Amazon has been pumping up its A9 search engine this week. It’s been getting stacks of press, and I even noticed this evening that an A9 search box has replaced the standard Google search box over at IMDB. (Probably not surprising, since Amazon owns IMDB, too.)
I remember taking a look at A9 when they soft-launched the beta earlier this year, and thinking, “meh.” Looking at it now, though, they’ve really thrown some coals on the fire. Multiple lists of search results on a single page make it a power searcher’s dream. It makes heavy use of personalisation, automatically keeping track of your search history. And if you install the A9 toolbar, it will even provide the “Personal Search” functionality I was so interested in having back in February:
“With the A9 Toolbar all your web browsing history will be stored, allowing you (and only you!) to retrieve it at any time and even search it”
The only problem is, now that it’s here, I feel somewhat reluctant to actually use it.
“PLEASE NOTE THAT A9.COM IS A WHOLLY OWNED SUBSIDIARY OF AMAZON.COM, INC. IF YOU HAVE AN ACCOUNT ON AMAZON.COM AND AN AMAZON.COM COOKIE, INFORMATION GATHERED BY A9.COM, AS DESCRIBED IN THIS PRIVACY NOTICE, MAY BE CORRELATED WITH ANY PERSONALLY IDENTIFIABLE INFORMATION THAT AMAZON.COM HAS AND USED BY A9.COM AND AMAZON.COM TO IMPROVE THE SERVICES WE OFFER.”
I was a little bit freaked out when I visited A9 earlier in the week and found the “Hello Mr Martin Sutherland” welcome message at the top of the screen. I didn’t remember ever signing up with A9, and a quick look through my password safe showed that I didn’t have a separate user name for it. But because A9 is an Amazon subsidiary, they share their cookies, and so they can use my Amazon login to identify me.
A9 is a wholly owned Amazon subsidiary, so technically they are the same company. Also, I like, trust and respect Amazon as a company. (Heck, I applied to–and still want to–work for them.) Put together, these two statements should generate a nice bit of syllogistic synergy to give me warm fuzzies about A9. But they don’t. There’s something about the relationship, and the sharing of personal information that makes me feel…icky.
It’s hard to quantify exactly where the Ick Factor starts. I’m happy enough to leave Amazon in custody of all my book, music, and DVD browsing and shopping information. I have absolutely no problem with that. In fact, I want them to use it to improve my shopping experience.
But also giving them access to all my search history, and potentially all my browsing history? Um, no.
I think that A9 recognizes this. In addition to their fully personalised site, they also offer generic.a9.com, an anonymous version of the search engine. You still get the multiple search panels, but they don’t tie your searching back to a specific identity.
But is the non-personalised search really that much better than, say, raw Google? I think it’s a “damned if you do, damned if you don’t” case. Without personalisation, A9 is only an evolutionary step in terms of search; but with personalisation they go too far.
So why don’t I have the same icky feeling about Google, which I’ve been using almost exclusively for several years now, and which also has the ability to track its users’ search history?
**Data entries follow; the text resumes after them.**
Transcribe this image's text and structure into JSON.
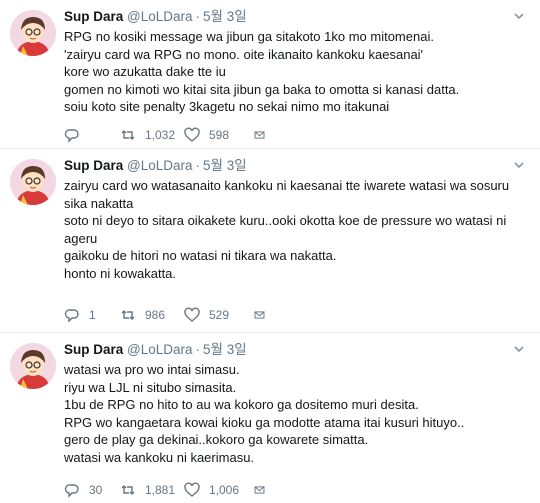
{
  "tweets": [
    {
      "name": "Sup Dara",
      "handle": "@LoLDara",
      "dot": "·",
      "time": "5월 3일",
      "lines": [
        "RPG no kosiki message wa jibun ga sitakoto 1ko mo mitomenai.",
        "'zairyu card wa RPG no mono. oite ikanaito kankoku kaesanai'",
        "kore wo azukatta dake tte iu",
        "gomen no kimoti wo kitai sita jibun ga baka to omotta si kanasi datta.",
        "soiu koto site penalty 3kagetu no sekai nimo mo itakunai"
      ],
      "replies": "",
      "retweets": "1,032",
      "likes": "598"
    },
    {
      "name": "Sup Dara",
      "handle": "@LoLDara",
      "dot": "·",
      "time": "5월 3일",
      "lines": [
        "zairyu card wo watasanaito kankoku ni kaesanai tte iwarete watasi wa sosuru sika nakatta",
        "soto ni deyo to sitara oikakete kuru..ooki okotta koe de pressure wo watasi ni ageru",
        "gaikoku de hitori no watasi ni tikara wa nakatta.",
        "honto ni kowakatta."
      ],
      "replies": "1",
      "retweets": "986",
      "likes": "529"
    },
    {
      "name": "Sup Dara",
      "handle": "@LoLDara",
      "dot": "·",
      "time": "5월 3일",
      "lines": [
        "watasi wa pro wo intai simasu.",
        "riyu wa LJL ni situbo simasita.",
        "1bu de RPG no hito to au wa kokoro ga dositemo muri desita.",
        "RPG wo kangaetara kowai kioku ga modotte atama itai kusuri hituyo..",
        "gero de play ga dekinai..kokoro ga kowarete simatta.",
        "watasi wa kankoku ni kaerimasu."
      ],
      "replies": "30",
      "retweets": "1,881",
      "likes": "1,006"
    }
  ],
  "icons": {
    "reply": "reply-icon",
    "retweet": "retweet-icon",
    "like": "heart-icon",
    "dm": "envelope-icon",
    "caret": "chevron-down-icon"
  },
  "colors": {
    "text": "#14171a",
    "muted": "#657786",
    "divider": "#e6ecf0",
    "avatar_bg": "#f3d7e2"
  }
}
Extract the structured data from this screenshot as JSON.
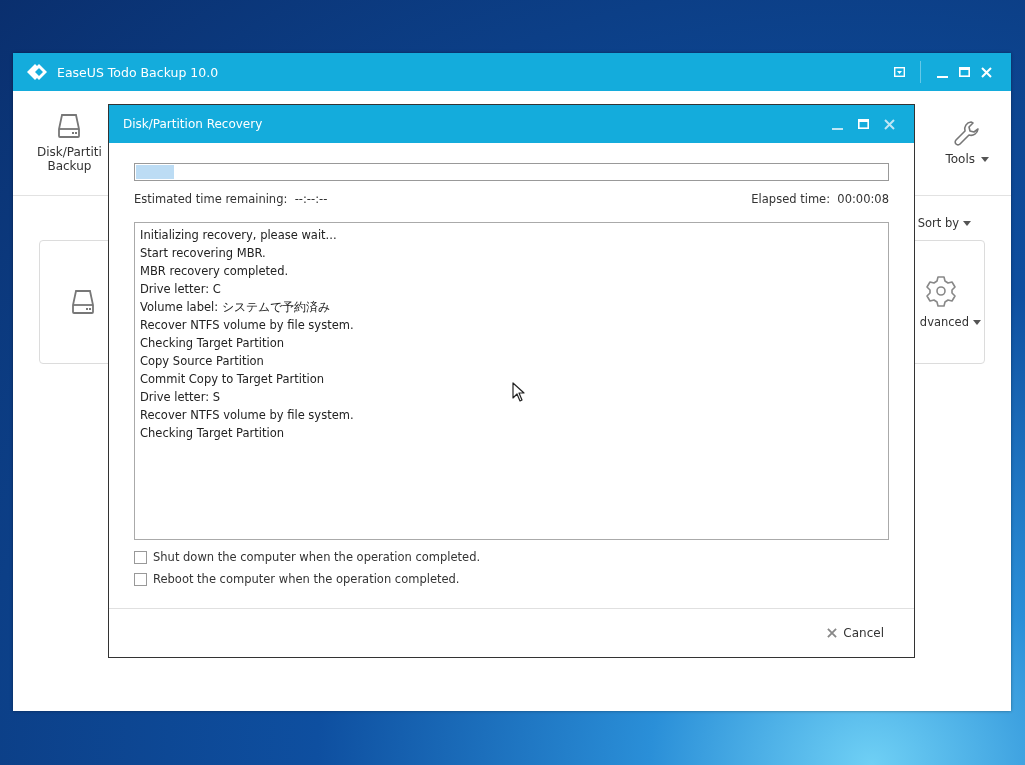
{
  "main_window": {
    "title": "EaseUS Todo Backup 10.0",
    "toolbar": [
      {
        "label_lines": [
          "Disk/Partiti",
          "Backup"
        ]
      },
      {
        "label": "Tools"
      }
    ],
    "sort_label": "Sort by",
    "advanced_label": "dvanced"
  },
  "dialog": {
    "title": "Disk/Partition Recovery",
    "progress": {
      "level": 0.05
    },
    "estimated_label": "Estimated time remaining:",
    "estimated_value": "--:--:--",
    "elapsed_label": "Elapsed time:",
    "elapsed_value": "00:00:08",
    "log": [
      "Initializing recovery, please wait...",
      "Start recovering MBR.",
      "MBR recovery completed.",
      "Drive letter: C",
      "Volume label: システムで予約済み",
      "Recover NTFS volume by file system.",
      "Checking Target Partition",
      "Copy Source Partition",
      "Commit Copy to Target Partition",
      "Drive letter: S",
      "Recover NTFS volume by file system.",
      "Checking Target Partition"
    ],
    "options": [
      {
        "label": "Shut down the computer when the operation completed.",
        "checked": false
      },
      {
        "label": "Reboot the computer when the operation completed.",
        "checked": false
      }
    ],
    "cancel_label": "Cancel"
  }
}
Well, I kind of do when it comes to Orkut, their social networking service. And this is, I think, the crux of the matter: I am happy enough entrusting specific chunks of my on-line life to specific companies. It’s when they start clubbing together to aggregate my personal information that it all becomes icky.
And then we’re back at national identity cards. Sigh.
We’re only a decade or so into the Internet Age, and there’s still a long way to go in terms of clarifying mores and defining a social contract between individuals and collective entities. This is all going to be really big and important over the next ten years, isn’t it?